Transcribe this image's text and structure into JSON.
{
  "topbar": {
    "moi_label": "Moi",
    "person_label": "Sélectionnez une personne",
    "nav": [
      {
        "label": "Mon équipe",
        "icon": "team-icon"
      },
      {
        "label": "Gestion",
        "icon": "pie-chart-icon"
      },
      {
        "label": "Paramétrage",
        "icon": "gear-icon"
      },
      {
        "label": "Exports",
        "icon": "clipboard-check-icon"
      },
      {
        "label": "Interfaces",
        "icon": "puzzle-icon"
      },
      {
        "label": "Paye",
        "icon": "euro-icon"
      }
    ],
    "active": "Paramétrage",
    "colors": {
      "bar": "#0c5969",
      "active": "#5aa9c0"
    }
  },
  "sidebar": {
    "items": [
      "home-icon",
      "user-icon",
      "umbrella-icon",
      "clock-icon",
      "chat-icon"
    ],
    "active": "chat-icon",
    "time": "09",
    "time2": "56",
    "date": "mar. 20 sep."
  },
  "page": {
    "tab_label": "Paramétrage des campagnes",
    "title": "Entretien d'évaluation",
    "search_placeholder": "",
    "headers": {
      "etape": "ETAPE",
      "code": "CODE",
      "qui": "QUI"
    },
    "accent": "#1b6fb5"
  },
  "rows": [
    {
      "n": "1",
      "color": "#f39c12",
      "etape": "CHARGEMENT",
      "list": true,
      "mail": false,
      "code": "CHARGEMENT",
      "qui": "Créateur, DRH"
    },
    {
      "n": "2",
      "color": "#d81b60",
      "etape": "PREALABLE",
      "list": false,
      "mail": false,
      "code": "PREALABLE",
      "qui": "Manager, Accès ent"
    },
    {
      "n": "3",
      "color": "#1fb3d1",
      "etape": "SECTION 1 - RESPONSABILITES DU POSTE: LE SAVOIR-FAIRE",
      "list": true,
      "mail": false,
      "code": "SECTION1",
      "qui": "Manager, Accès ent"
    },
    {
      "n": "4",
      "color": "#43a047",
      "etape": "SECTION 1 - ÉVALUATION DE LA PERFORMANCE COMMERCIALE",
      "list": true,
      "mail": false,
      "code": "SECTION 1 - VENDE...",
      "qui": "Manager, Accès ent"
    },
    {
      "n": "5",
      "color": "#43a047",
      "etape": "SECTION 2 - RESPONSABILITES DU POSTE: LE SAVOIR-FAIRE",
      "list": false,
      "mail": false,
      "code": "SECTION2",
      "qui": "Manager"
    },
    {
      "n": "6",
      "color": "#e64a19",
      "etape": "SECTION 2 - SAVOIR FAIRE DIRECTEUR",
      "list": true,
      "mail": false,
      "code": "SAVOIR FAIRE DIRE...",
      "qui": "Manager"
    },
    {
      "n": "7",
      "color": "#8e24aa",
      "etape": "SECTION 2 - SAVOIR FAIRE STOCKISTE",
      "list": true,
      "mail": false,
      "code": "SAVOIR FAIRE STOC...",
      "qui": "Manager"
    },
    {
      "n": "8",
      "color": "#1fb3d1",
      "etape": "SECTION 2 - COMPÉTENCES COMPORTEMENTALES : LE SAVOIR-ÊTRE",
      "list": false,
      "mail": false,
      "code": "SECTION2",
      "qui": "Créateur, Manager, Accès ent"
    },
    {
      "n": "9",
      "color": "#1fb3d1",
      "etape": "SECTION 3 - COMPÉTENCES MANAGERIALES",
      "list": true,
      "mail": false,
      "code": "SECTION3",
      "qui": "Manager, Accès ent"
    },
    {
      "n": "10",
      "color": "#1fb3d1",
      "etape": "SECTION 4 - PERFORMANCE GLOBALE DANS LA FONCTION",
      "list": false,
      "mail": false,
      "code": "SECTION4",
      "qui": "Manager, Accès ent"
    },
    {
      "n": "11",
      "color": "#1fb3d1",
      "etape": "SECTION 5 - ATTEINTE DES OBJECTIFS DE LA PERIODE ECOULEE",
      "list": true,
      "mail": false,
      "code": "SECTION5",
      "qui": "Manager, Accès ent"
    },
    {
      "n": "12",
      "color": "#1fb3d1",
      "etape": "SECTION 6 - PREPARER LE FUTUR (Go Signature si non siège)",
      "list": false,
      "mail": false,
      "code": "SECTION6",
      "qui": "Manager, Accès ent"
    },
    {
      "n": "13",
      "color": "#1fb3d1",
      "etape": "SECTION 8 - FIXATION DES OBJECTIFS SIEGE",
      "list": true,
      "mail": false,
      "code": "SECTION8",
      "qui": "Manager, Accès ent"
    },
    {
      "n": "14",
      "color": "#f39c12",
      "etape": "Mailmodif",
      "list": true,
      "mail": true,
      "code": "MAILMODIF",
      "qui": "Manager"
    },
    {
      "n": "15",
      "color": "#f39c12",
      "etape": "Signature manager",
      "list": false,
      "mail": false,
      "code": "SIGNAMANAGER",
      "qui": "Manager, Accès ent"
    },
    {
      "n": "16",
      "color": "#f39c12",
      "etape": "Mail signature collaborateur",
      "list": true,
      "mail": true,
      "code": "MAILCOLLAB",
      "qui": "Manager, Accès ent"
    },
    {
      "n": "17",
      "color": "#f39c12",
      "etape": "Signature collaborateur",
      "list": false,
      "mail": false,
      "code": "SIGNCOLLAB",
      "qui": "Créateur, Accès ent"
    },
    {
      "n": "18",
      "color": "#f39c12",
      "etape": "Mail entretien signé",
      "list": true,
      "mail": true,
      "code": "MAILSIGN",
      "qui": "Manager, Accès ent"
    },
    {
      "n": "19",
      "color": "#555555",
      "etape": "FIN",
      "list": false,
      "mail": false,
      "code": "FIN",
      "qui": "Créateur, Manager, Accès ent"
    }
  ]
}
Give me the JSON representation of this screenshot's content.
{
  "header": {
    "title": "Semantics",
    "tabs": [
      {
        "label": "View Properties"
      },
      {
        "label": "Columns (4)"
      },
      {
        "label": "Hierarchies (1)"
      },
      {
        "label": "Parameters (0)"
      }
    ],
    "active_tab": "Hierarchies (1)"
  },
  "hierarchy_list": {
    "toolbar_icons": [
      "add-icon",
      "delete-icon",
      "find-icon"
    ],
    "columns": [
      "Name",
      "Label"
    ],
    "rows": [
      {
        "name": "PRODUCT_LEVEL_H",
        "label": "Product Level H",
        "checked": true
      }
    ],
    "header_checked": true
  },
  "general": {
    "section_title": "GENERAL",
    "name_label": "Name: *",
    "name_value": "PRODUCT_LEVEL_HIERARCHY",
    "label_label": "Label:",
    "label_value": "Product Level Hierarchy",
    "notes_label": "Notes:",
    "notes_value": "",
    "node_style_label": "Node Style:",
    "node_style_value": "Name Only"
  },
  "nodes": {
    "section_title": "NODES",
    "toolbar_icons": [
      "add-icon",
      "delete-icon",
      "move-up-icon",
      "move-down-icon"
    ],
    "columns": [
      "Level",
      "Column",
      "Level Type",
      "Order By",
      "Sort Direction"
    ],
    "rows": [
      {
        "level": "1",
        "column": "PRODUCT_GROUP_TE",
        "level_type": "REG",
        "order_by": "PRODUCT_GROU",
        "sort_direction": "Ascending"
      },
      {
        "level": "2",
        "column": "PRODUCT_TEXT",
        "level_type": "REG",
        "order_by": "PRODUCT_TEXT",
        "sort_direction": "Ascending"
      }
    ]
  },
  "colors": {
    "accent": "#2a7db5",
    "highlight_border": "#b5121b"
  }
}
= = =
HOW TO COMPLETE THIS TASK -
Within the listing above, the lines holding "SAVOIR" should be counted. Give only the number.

PROBLEM SOLUTION -
7